We spend a quick 10-15 min assessing if the candidate deserves our time and next interview round or not. My favourite questions include:
- spelling of conscientious
- explain oxford comma
- repeating a tongue twister; I like the “Betty Botter bought a bit of butter” one.
Once I am convinced of their hold on words, we move to round 3.
Here we take a deep dive into the writer’s command over the intricacy of the language. Sample questions:
- Questions about rules in ‘Elements of Style’
- More spellings and grammar questions.
- A few puzzles to test their creativity.
- Some domain related question, for e.g. ask sports writer, the dates when the last football world cup was played.
- Question on lexical roots of some words.
- Google for ‘English interview questions’ and use some questions from there.
We have found that we are able to hire great writers from this process, who are able to create award winning content, whether it is a short article or a book.
How does it sound to you?
If you find the above useful, you can stop reading now, and go back to hiring creative and talented writers using the above method.

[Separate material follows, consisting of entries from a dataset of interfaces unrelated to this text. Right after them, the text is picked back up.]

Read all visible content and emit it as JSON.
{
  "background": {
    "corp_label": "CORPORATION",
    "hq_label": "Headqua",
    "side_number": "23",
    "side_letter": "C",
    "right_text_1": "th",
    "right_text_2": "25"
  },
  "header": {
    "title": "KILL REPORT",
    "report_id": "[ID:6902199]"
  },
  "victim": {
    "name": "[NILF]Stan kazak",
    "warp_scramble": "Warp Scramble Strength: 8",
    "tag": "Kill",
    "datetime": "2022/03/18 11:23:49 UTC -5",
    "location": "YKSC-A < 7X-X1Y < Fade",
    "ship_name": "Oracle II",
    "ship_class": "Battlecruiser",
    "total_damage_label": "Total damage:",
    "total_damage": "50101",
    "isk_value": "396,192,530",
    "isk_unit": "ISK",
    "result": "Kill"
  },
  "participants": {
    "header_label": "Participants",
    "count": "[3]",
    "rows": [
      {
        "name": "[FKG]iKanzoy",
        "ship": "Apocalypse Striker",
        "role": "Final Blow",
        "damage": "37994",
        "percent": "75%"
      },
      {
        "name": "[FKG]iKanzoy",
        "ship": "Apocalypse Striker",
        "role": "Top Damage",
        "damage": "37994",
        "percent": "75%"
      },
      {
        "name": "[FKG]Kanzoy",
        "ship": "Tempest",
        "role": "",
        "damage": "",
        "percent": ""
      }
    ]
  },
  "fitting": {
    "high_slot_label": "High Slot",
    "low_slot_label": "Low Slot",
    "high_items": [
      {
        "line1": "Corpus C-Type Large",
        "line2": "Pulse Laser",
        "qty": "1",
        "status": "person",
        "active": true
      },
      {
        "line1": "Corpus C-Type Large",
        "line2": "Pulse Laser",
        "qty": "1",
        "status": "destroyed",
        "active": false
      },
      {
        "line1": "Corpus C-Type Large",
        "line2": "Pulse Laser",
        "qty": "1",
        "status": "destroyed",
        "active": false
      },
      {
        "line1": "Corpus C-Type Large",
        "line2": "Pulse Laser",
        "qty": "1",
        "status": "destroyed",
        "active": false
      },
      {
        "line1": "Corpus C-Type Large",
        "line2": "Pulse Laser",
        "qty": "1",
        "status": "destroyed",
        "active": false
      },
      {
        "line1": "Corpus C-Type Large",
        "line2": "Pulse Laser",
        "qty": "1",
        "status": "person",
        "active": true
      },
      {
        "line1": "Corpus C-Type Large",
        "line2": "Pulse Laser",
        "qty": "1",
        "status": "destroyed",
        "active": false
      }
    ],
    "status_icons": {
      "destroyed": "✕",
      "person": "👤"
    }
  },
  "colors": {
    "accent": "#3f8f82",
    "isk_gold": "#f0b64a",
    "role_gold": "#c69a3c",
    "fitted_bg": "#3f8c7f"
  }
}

Good luck.
For the naysayers
If you are not convinced, or worse your blood is boiling, you know what I am really talking about.

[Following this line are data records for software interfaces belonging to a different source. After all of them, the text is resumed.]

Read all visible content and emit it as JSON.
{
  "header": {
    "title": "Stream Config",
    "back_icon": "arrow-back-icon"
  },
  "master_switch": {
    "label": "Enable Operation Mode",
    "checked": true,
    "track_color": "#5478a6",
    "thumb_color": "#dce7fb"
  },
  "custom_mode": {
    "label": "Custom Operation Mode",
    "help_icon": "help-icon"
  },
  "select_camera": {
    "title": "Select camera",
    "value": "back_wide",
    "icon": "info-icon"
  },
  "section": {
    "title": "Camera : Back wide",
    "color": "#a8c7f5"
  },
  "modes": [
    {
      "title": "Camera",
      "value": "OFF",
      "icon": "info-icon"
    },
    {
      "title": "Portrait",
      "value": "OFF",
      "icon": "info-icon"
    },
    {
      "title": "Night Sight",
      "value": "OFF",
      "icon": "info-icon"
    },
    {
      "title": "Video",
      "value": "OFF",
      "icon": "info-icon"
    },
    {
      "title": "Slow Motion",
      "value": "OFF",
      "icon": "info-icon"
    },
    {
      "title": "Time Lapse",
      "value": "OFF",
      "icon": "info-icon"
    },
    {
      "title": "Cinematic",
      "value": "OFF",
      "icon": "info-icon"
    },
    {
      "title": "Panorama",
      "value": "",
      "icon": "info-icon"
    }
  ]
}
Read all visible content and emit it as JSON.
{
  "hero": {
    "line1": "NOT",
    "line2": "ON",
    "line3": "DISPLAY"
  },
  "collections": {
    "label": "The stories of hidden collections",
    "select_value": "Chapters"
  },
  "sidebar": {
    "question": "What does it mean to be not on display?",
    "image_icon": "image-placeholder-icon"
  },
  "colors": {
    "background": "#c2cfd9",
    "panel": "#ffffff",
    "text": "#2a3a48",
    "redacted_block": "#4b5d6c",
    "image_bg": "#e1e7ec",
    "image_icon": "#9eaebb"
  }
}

If we cannot hire writers using the above process, how do we, time and again try to hire developers using this very process?
Good spellings and knowledge of grammar rules does not indicate a good writer, and there are tools (spelling/grammar check) and (editorial) processes to take care of that. What’s important is: can the writer weave an interesting story? Can she take a vague story line and give life to it? Has the writer played with different styles of writing and know when to use what?
Similarly knowing information that is readily available and does not need to be committed to memory, does not reflect on one’s programming ability. What is important is can the programmer create good, bug free, long lasting solutions within the environmental constraints? Is she creative and has a knack at technical problem solving. Is she passionate about it?
My favourite question is normally mimicking or generalizing a real problem we have and then doing a deep dive to see what approaches the person takes at solving it. The type of questions she asks, the assumptions made, the pros and cons of the solutions presented.
This tells me the difference between someone knowing all the words and spellings but unable to write a coherent column vs. a person who knows how to write a best seller and maybe even tell me that a best seller is not the right thing for the current needs.